Today’s Deep Space Extra

June 28th, 2018

In Today’s Deep Space Extra… NASA promises to address a new delay and cost increase in the technically challenging development of the James Webb Space Telescope (JWST), which is now set for launch on March 30, 2021. New research identifies organic molecules in the eruptive spray rising from Saturn’s ice and ocean covered moon Enceladus as sampled by the NASA/European Space Agency Cassini mission.

Space Policy

House Committee clears civil space situational awareness legislation (6/28): The U.S. House Science, Space and Technology Committee approved legislation on Wednesday supporting a White House move to place space situational awareness and space traffic management responsibilities for commercial and civilian government operations from the U.S. Department of Defense to the Commerce Department. The transition, which will take some time to implement, was the focus of President Trump’s Space Policy Directive-3, signed on June 18. The DOD and Commerce are required to provide a transition plan to lawmakers.


Human Space Exploration

CRS-15 resupply mission sending artificial intelligence, diverse science to ISS (6/27): Set to liftoff early Friday from Cape Canaveral Air Force Station, Florida, the next NASA contracted International Space Station (ISS) resupply mission is to deliver nearly three tons of research experiment, tech demonstrations and crew supplies. Among the new science hardware, is a Center for the Advancement of Science in Space (CASIS) sponsored U.S. National Lab experiment to explore new capabilities for an artificial intelligence device, CIMON. CIMON, designed by Europe’s Airbus, is to interact with astronauts in space, offering them an information resource. Liftoff of the SpaceX cargo mission is set for Friday at 5:42 a.m., EDT, with arrival at the Space Station early Monday.


Space Science

Much-delayed James Webb Space Telescope (JWST) gets delayed yet again to 2021

Coalition Member in the News – Northrop Grumman (6/27): Launch of the JWST, successor to the Hubble Space Telescope, is re-set for March 30, 2021, the latest in a recent series of setbacks that previously anticipated May 2020 as the likely launch period. The price tag for the development cost and five year primary mission also rises from $8.8 billion to $9.6 billion. That includes a breach of the $8 billion development cost cap established by Congress in 2011, which will force lawmakers to re-authorize the program if it is to continue. The changes result from the findings of a fast paced independent review led by Thomas Young, the retired Lockheed Martin and NASA executive. The review panel’s report, released Wednesday, made 32 recommendations to help NASA and Northrop Grumman, the JWST’s prime contractor, overcome a series of technical challenges. NASA is already at work on their implementation. The advanced space observatory is to study the formation of the earliest star systems and seek signs of bio signatures in the atmospheres of extra solar planets.

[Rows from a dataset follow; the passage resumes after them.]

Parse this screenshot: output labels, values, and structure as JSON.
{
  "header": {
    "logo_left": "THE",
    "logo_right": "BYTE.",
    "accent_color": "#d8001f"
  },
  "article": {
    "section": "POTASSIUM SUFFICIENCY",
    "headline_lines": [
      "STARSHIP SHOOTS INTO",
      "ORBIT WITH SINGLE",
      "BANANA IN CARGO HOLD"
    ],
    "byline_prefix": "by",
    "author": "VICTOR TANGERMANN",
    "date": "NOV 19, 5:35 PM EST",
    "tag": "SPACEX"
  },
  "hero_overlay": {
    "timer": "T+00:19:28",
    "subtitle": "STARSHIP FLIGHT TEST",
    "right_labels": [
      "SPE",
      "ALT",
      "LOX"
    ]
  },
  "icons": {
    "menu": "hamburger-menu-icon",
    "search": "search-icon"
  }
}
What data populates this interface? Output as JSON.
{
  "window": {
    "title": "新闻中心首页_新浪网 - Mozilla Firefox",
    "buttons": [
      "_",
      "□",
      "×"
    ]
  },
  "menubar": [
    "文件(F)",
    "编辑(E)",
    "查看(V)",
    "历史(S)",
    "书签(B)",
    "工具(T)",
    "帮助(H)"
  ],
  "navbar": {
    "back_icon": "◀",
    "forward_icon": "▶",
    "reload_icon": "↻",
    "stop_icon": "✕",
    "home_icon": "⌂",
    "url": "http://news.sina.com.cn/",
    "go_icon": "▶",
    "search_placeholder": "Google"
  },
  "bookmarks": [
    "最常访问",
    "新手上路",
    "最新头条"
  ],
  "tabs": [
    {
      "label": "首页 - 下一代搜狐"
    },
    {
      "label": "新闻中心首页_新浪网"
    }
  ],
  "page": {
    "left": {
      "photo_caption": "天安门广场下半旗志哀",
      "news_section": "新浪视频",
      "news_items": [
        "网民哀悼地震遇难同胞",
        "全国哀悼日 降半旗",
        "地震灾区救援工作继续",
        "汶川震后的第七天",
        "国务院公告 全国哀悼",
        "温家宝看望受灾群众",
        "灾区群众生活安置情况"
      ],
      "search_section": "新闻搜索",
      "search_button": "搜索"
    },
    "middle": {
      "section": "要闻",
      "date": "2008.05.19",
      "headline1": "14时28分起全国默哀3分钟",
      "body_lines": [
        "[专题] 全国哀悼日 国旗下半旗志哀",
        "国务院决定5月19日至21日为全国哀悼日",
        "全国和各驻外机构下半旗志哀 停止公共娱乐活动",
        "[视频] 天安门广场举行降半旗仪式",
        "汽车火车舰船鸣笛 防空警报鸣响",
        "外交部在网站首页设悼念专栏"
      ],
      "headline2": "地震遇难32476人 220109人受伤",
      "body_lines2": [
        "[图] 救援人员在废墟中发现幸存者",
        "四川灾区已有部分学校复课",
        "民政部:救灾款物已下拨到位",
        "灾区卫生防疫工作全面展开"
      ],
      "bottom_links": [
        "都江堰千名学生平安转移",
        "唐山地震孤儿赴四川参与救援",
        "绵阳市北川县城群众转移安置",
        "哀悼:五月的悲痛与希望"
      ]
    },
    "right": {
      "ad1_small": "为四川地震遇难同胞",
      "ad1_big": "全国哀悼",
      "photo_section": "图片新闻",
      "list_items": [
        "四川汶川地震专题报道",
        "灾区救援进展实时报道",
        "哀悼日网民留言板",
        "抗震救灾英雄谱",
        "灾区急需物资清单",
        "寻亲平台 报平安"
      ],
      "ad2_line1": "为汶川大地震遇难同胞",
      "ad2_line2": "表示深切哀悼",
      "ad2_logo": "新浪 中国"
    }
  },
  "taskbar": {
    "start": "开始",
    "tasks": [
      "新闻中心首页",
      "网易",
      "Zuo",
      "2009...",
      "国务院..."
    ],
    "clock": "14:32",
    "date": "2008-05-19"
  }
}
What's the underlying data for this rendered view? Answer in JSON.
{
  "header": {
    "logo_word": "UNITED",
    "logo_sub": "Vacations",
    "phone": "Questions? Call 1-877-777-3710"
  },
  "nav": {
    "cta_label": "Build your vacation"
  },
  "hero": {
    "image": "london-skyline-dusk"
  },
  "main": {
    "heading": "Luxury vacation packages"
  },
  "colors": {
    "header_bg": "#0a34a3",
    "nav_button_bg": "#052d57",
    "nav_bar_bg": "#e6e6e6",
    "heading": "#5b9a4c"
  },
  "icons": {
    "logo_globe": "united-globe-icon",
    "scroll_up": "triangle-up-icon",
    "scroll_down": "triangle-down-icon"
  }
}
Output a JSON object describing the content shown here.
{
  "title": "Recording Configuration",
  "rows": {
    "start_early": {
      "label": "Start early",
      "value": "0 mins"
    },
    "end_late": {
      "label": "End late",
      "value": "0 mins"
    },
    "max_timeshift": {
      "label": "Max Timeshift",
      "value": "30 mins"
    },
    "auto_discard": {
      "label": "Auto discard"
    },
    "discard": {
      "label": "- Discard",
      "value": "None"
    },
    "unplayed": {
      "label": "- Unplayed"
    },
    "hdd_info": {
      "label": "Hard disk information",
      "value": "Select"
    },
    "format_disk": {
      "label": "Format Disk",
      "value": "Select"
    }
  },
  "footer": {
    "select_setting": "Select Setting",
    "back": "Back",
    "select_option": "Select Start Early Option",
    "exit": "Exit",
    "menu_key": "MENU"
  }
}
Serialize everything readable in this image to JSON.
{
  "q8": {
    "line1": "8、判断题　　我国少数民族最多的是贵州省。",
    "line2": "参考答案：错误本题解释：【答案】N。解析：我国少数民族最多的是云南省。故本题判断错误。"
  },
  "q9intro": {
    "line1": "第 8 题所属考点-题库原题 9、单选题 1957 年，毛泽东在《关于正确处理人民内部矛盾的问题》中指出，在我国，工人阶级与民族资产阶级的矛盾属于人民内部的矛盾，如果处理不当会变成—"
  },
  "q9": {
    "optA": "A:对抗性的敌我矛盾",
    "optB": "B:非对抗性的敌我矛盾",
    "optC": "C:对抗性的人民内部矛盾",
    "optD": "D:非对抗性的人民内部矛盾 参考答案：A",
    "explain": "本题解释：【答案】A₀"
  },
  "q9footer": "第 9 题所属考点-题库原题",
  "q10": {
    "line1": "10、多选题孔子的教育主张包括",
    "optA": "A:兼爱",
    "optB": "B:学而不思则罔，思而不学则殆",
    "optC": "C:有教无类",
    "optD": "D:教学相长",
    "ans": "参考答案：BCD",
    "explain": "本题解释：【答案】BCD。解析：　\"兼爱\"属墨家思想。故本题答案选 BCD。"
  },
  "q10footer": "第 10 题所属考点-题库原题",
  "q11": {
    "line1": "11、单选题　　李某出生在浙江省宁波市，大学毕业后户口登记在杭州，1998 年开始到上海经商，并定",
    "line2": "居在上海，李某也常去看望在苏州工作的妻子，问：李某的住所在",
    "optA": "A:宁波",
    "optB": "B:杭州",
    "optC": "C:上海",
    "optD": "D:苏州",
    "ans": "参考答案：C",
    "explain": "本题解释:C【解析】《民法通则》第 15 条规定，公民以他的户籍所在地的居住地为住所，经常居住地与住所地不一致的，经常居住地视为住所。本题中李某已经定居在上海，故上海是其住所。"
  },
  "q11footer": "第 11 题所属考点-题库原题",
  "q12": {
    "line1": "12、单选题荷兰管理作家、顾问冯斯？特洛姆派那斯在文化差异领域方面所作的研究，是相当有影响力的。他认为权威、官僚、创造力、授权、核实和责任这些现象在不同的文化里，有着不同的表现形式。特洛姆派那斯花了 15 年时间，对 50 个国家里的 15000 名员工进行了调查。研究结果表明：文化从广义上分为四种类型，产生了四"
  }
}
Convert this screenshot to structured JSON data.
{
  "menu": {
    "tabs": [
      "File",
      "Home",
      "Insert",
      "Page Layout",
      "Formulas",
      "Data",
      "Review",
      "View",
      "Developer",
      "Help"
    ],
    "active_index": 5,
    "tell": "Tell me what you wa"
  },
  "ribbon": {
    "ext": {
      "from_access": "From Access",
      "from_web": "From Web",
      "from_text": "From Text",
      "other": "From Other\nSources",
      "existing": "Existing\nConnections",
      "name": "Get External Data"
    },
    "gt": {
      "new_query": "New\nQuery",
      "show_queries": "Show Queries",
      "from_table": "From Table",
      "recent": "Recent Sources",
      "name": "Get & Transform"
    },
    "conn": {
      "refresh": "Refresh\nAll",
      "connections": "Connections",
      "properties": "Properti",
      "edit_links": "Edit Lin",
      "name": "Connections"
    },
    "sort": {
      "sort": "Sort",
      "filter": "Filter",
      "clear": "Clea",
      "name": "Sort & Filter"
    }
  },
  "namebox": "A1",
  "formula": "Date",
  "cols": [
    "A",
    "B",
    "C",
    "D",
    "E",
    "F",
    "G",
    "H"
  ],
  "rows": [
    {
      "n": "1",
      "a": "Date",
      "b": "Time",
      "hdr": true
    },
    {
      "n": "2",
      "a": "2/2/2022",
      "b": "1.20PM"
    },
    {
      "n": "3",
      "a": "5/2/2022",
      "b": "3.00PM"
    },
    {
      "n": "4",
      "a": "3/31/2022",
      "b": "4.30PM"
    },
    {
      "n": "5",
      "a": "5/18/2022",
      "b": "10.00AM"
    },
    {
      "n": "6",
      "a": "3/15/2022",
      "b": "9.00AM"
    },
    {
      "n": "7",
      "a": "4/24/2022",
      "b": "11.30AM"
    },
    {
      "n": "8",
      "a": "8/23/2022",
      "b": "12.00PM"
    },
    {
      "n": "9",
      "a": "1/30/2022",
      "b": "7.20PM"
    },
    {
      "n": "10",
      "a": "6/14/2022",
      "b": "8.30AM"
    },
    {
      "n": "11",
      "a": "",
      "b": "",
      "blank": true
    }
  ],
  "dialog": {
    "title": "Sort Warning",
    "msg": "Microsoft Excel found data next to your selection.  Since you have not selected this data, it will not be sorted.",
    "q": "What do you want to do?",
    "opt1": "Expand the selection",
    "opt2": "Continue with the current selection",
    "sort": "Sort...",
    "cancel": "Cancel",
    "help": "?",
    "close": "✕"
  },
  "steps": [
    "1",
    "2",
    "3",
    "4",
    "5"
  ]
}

Administrator Bridenstine: NASA is committed to JWST
NASA/YouTube (6/27): NASA Administrator Jim Bridenstine discusses the agency’s commitment to completing the James Webb Space Telescope (JWST) mission despite a new round of pre-launch difficulties. “We are creating something new here,” notes Bridenstine.

Our solar system’s first known interstellar object gets unexpected speed boost

NASA/Goddard (6/27): One of astronomy’s surprise discoveries of 2017 was Oumuamua, a large planetary object with origins beyond the solar system that sped through the solar system. Observations with the Hubble Space Telescope and ground observatories reveal that more than gravitational tugs from the sun and planets altered Oumuamua velocity and heading. The changes were likely due to jets of material coming from Oumuamua, according to a new study led by U.S. and European scientists.

Saturn moon Enceladus is first alien ‘water world’ with complex organics (6/27): Saturn’s eruptive, ice and ocean covered moon, Enceladus, is home to organics, the molecular building blocks for life, some of them complex, according to a study led by a German researcher. The findings come from the long running U.S./European Cassini mission that orbited giant, ringed Saturn between July 2004 and September 2017.


Other News

Commercial laser comm edges closer to reality

Space News (6/26): Bridge Sat, of Denver, Colorado, plans to build 10 ground stations to advance a new optical communications concept that could find a commercial footing in support of low Earth orbit satellite communications. All 10 ground stations are to be in place by the end of next year, the first near Fresno, California.

Leave a Reply

You must be logged in to post a comment.